[Material for this task Boundary: Start]

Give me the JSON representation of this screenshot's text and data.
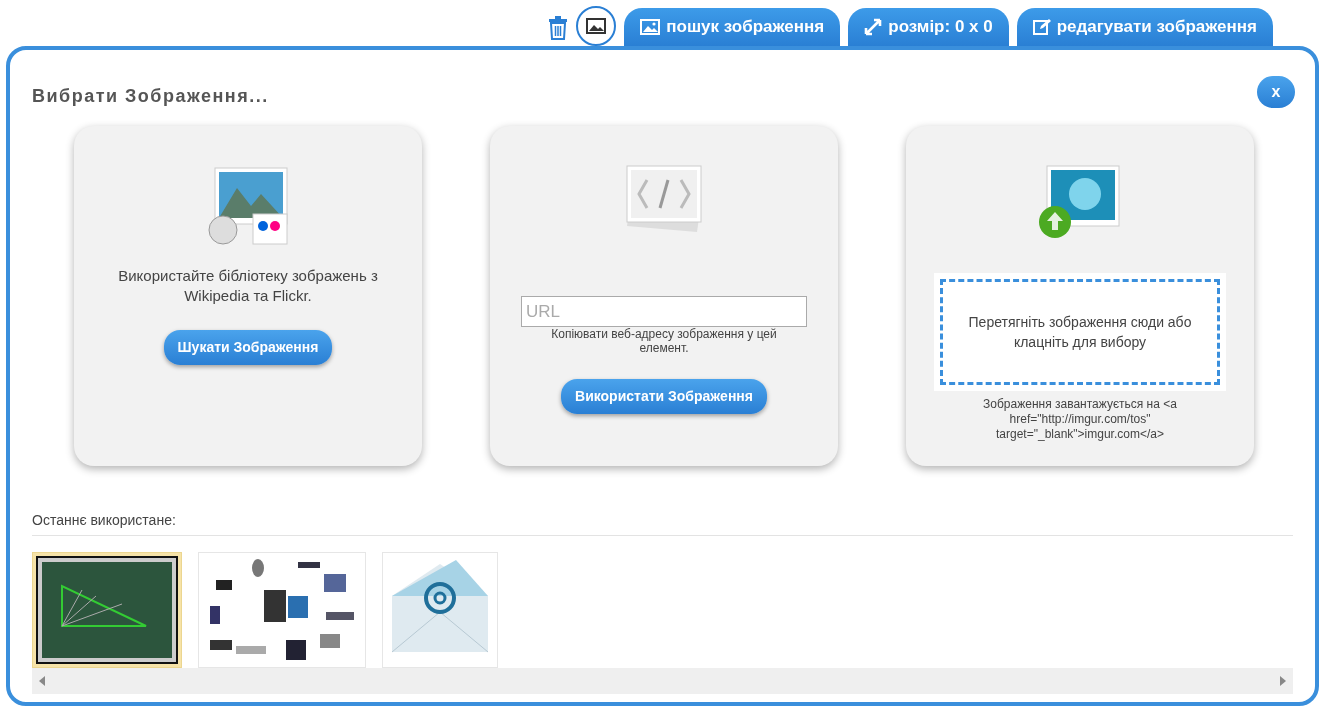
{
  "toolbar": {
    "buttons": [
      {
        "kind": "delete"
      },
      {
        "kind": "image"
      },
      {
        "kind": "search",
        "label": "пошук зображення"
      },
      {
        "kind": "resize",
        "label": "розмір: 0 x 0"
      },
      {
        "kind": "edit",
        "label": "редагувати зображення"
      }
    ]
  },
  "dialog": {
    "title": "Вибрати Зображення...",
    "close": "x",
    "options": [
      {
        "kind": "library",
        "text": "Використайте бібліотеку зображень з Wikipedia та Flickr.",
        "button": "Шукати Зображення"
      },
      {
        "kind": "url",
        "placeholder": "URL",
        "hint": "Копіювати веб-адресу зображення у цей елемент.",
        "button": "Використати Зображення"
      },
      {
        "kind": "upload",
        "drop_text": "Перетягніть зображення сюди або клацніть для вибору",
        "note": "Зображення завантажується на <a href=\"http://imgur.com/tos\" target=\"_blank\">imgur.com</a>"
      }
    ],
    "recent": {
      "label": "Останнє використане:",
      "items": [
        {
          "kind": "chalkboard",
          "selected": true
        },
        {
          "kind": "devices",
          "selected": false
        },
        {
          "kind": "email",
          "selected": false
        }
      ]
    }
  }
}
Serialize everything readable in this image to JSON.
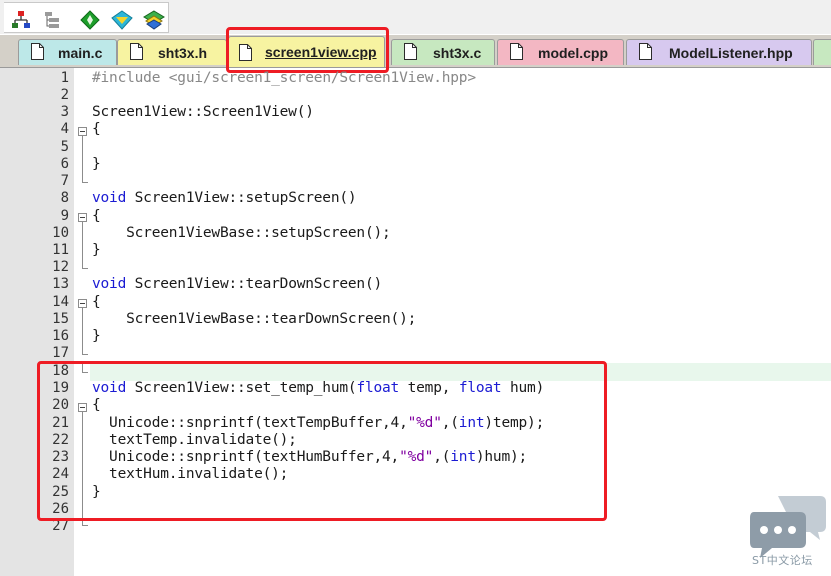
{
  "toolbar": {
    "icons": [
      "hierarchy-icon",
      "tree-list-icon",
      "diamond-nav-icon",
      "diamond-funnel-icon",
      "stack-layers-icon"
    ]
  },
  "tabs": [
    {
      "label": "main.c",
      "color": "#bde8e8",
      "active": false
    },
    {
      "label": "sht3x.h",
      "color": "#f7f3a1",
      "active": false
    },
    {
      "label": "screen1view.cpp",
      "color": "#f7f3a1",
      "active": true
    },
    {
      "label": "sht3x.c",
      "color": "#c7e8c0",
      "active": false
    },
    {
      "label": "model.cpp",
      "color": "#f3b7c3",
      "active": false
    },
    {
      "label": "ModelListener.hpp",
      "color": "#d7c9ef",
      "active": false
    },
    {
      "label": "",
      "color": "#c7e8c0",
      "active": false
    }
  ],
  "line_numbers": [
    "1",
    "2",
    "3",
    "4",
    "5",
    "6",
    "7",
    "8",
    "9",
    "10",
    "11",
    "12",
    "13",
    "14",
    "15",
    "16",
    "17",
    "18",
    "19",
    "20",
    "21",
    "22",
    "23",
    "24",
    "25",
    "26",
    "27"
  ],
  "code": {
    "l1_kw": "#include ",
    "l1_inc": "<gui/screen1_screen/Screen1View.hpp>",
    "l3": "Screen1View::Screen1View()",
    "l4": "{",
    "l6": "}",
    "l8_kw": "void",
    "l8_rest": " Screen1View::setupScreen()",
    "l9": "{",
    "l10": "    Screen1ViewBase::setupScreen();",
    "l11": "}",
    "l13_kw": "void",
    "l13_rest": " Screen1View::tearDownScreen()",
    "l14": "{",
    "l15": "    Screen1ViewBase::tearDownScreen();",
    "l16": "}",
    "l19_kw": "void",
    "l19_a": " Screen1View::set_temp_hum(",
    "l19_kw2": "float",
    "l19_b": " temp, ",
    "l19_kw3": "float",
    "l19_c": " hum)",
    "l20": "{",
    "l21_a": "  Unicode::snprintf(textTempBuffer,4,",
    "l21_str": "\"%d\"",
    "l21_b": ",(",
    "l21_kw": "int",
    "l21_c": ")temp);",
    "l22": "  textTemp.invalidate();",
    "l23_a": "  Unicode::snprintf(textHumBuffer,4,",
    "l23_str": "\"%d\"",
    "l23_b": ",(",
    "l23_kw": "int",
    "l23_c": ")hum);",
    "l24": "  textHum.invalidate();",
    "l25": "}"
  },
  "watermark": {
    "text": "ST中文论坛"
  },
  "colors": {
    "highlight": "#ee1c24",
    "keyword": "#1b1bd3",
    "string": "#8000a0"
  }
}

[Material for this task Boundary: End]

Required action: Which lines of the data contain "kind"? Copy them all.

Solution:
        "kind": "delete"
        "kind": "image"
        "kind": "search",
        "kind": "resize",
        "kind": "edit",
        "kind": "library",
        "kind": "url",
        "kind": "upload",
          "kind": "chalkboard",
          "kind": "devices",
          "kind": "email",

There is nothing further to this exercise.